The task name was “AngryBird” and this was very relevant to solve the challange! It actually comes down to two parts:

• Finding a hidden admin area
• Exploiting a blind SQLi to get credentials

## Finding the hidden admin area

We were given the following description:

Some web-developers still host their sites on Windows platform, and think that it is secure enough

So we have to unravel our Windows PHP trickery and one of the coolest thigs Ive seen lately is this Windows+PHP bug realted with findfirstfile. If you havent read the paper so far, go and read it, is awesome!.

Anyway, using this trick on the main page and a little bit of burp intruder, we can find interesting hidden stuff. For examplo:

http://hackyou2014tasks.ctf.su:30080/index.php?page=p<<


the “p<<” bit will become “p*” and Windows’s findfirstfile API used by include_once will return us the first file starting with “p” and it will show us phpinfo()

Using same trick we can see that “0<<” returns an expty page instead of a “Page does not exists”, so it can be the beggining of a directory name. After bruteforcing it we find a secret admin login in

http://hackyou2014tasks.ctf.su:30080/0a5d2eb35b90e338ed481893af7a6d78/index.php


Now we need the credentials.

## Exploiting the Angry Bird

Its easy to find that the order parameter is vulnerable to SQL injection:

http://hackyou2014tasks.ctf.su:30080/index.php?page=shop&order=cost


We cannot actually uses single quotes or many other characters because of the WAF, but we can easily prove it with the following URLs:

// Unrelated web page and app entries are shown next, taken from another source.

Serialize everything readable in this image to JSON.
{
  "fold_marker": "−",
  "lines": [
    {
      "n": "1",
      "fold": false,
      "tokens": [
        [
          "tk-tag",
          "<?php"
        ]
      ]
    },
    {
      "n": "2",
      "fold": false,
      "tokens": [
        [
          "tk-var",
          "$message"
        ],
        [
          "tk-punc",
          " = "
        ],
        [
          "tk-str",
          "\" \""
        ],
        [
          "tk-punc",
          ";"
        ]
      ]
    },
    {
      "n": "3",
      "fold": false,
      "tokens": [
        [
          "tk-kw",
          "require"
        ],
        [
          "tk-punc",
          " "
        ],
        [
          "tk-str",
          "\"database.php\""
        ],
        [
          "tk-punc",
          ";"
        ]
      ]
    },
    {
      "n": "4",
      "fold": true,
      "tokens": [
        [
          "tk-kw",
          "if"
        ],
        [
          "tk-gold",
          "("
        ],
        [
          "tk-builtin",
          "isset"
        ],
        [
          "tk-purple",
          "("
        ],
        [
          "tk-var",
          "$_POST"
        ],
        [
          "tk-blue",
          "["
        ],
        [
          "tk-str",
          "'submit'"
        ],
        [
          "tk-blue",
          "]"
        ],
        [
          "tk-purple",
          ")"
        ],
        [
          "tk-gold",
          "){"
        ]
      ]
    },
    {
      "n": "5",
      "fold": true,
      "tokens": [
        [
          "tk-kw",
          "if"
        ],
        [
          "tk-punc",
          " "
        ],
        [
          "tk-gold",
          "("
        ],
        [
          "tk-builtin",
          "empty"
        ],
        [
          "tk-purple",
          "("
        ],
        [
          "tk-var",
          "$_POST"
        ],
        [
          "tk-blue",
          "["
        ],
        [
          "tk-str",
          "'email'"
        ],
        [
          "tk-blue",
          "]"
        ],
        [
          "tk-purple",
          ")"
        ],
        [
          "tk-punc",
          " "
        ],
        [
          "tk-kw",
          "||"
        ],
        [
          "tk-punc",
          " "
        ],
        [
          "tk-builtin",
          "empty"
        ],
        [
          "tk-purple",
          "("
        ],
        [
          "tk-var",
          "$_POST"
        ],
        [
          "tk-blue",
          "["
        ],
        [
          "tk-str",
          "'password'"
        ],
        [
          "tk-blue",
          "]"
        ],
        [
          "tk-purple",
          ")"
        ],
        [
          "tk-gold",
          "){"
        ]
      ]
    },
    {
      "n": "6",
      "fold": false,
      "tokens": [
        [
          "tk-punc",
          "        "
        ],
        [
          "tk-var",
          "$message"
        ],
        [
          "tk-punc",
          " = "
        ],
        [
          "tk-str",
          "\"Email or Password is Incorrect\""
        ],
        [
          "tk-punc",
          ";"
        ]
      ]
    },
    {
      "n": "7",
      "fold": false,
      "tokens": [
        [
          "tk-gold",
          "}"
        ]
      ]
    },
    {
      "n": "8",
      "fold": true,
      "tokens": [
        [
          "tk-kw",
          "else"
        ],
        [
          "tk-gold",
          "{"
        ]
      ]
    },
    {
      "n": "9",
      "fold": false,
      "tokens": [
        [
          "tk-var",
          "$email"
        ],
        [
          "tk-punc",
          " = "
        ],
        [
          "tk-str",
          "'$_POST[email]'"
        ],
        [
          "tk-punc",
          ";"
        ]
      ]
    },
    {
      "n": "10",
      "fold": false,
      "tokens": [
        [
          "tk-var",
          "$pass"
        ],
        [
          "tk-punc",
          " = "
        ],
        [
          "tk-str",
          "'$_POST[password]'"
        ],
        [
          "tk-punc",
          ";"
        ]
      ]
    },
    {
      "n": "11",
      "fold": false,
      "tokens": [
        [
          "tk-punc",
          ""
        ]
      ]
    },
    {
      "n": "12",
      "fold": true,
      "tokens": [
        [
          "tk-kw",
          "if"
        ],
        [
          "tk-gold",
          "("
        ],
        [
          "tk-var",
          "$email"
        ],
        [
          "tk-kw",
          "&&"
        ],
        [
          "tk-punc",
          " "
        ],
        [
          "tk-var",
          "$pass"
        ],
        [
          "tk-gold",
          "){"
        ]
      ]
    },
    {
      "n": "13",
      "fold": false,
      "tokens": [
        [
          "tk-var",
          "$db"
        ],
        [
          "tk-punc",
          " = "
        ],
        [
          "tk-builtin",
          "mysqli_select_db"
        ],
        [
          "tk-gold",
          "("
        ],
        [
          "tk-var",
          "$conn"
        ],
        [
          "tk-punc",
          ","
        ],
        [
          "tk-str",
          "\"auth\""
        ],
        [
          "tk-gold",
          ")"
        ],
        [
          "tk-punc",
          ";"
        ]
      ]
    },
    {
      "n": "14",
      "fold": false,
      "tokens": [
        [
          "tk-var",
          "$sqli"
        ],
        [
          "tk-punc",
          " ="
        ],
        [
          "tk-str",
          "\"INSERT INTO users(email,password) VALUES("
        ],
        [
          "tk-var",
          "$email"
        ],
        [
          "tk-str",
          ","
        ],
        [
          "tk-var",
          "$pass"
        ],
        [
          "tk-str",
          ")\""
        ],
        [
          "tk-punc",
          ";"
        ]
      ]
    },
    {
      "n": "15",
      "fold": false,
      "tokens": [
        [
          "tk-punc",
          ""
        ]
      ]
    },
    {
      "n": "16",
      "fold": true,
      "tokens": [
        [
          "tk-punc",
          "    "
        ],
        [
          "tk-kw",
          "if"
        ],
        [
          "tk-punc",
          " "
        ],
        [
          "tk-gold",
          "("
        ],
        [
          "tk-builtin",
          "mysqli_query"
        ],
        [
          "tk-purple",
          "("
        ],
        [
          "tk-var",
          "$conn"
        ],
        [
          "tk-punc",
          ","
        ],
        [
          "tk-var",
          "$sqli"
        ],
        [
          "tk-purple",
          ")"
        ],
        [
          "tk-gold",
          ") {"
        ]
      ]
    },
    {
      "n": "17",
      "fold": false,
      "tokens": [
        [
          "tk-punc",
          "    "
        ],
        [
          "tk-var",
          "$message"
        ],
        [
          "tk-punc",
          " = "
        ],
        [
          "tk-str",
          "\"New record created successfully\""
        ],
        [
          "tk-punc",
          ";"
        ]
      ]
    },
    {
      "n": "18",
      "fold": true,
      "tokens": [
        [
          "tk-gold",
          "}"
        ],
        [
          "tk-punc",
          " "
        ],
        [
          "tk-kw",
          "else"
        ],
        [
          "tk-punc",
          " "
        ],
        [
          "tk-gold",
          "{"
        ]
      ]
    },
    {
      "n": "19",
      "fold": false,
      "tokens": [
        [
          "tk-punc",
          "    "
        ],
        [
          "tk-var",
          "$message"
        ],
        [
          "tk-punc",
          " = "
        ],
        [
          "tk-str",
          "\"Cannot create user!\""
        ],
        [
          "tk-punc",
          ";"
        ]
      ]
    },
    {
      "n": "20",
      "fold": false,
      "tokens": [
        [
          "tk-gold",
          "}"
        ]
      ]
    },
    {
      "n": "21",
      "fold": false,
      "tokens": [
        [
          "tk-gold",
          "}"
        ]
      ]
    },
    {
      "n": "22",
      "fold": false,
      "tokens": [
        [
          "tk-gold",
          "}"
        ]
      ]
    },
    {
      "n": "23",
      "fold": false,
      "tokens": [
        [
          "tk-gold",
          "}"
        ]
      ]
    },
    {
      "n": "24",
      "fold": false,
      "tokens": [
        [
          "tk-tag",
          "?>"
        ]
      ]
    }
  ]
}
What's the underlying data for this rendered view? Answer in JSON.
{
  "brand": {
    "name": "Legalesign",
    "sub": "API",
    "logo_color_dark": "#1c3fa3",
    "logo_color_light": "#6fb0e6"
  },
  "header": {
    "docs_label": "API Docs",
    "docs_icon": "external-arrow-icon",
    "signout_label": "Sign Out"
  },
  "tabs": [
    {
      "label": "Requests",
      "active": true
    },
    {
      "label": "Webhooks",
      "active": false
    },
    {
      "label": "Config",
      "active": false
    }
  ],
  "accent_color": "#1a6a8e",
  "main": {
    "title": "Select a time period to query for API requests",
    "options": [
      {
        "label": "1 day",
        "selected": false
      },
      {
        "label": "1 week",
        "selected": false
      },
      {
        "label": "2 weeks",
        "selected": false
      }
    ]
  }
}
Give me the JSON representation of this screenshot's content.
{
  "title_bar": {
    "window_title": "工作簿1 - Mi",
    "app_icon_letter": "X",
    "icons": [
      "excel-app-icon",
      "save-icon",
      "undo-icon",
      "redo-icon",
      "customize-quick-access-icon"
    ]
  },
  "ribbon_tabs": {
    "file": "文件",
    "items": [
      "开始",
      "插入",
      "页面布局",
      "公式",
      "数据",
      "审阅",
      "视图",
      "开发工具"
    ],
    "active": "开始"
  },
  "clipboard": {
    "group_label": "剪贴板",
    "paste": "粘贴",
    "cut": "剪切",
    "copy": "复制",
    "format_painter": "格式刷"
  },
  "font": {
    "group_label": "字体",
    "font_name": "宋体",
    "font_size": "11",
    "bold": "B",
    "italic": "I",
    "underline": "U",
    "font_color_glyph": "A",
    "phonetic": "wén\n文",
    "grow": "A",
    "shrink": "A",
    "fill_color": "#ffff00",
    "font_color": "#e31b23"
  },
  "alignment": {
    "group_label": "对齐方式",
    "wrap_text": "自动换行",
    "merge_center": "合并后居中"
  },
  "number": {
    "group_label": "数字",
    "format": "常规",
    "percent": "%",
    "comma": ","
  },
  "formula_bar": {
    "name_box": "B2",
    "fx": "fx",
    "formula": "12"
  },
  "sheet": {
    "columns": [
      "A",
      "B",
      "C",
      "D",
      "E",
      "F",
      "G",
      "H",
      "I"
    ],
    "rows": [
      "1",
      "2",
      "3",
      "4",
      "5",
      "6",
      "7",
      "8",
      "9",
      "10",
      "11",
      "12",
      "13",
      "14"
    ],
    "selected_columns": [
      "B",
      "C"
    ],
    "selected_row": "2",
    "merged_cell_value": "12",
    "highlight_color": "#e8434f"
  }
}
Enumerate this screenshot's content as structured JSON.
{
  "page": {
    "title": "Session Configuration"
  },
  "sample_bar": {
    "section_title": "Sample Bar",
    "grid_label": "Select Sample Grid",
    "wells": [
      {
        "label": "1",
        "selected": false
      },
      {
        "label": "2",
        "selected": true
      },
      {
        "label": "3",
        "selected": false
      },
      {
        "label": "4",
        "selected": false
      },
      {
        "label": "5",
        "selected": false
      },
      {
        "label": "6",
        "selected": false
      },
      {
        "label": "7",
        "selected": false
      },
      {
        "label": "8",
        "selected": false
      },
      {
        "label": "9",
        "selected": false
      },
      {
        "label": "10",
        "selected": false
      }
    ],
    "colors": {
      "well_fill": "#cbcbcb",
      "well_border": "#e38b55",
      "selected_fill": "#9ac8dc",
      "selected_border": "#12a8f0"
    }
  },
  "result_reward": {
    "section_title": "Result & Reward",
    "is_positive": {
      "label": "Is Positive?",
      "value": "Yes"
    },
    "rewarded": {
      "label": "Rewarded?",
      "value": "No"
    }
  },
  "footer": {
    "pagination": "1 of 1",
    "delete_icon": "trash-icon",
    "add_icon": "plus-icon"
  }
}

http://hackyou2014tasks.ctf.su:30080/index.php?page=shop&order=cost ASC


http://hackyou2014tasks.ctf.su:30080/index.php?page=shop&order=cost DESC


We can use a similar approach to the one explained here but if we try similar queries we get errors. So the DB backend doesnt look like MySQL nor MSSQLServer … but what the hell can be. Well, actually the task name was quite inspiring: Firebird.

After setting up a local instance and learning the basics of firebird syntax and how the WAF works (substring is not allowed), we come with some valid queries like:

(case when (select ascii_val(reverse(left(list(rdb$relation_name),{1}))) from rdb$relations) = 82 then name end)


Using a basic python script we brute force it and find the following user tables: USERS and ITEMS

Using similar script we can extract all the users and passwords and so we get: admin/9shS3FAk If we try those credentials in the admin page, we get the flag:

CTF{7aac9050378b1c41e4ba5ce48a2f6642}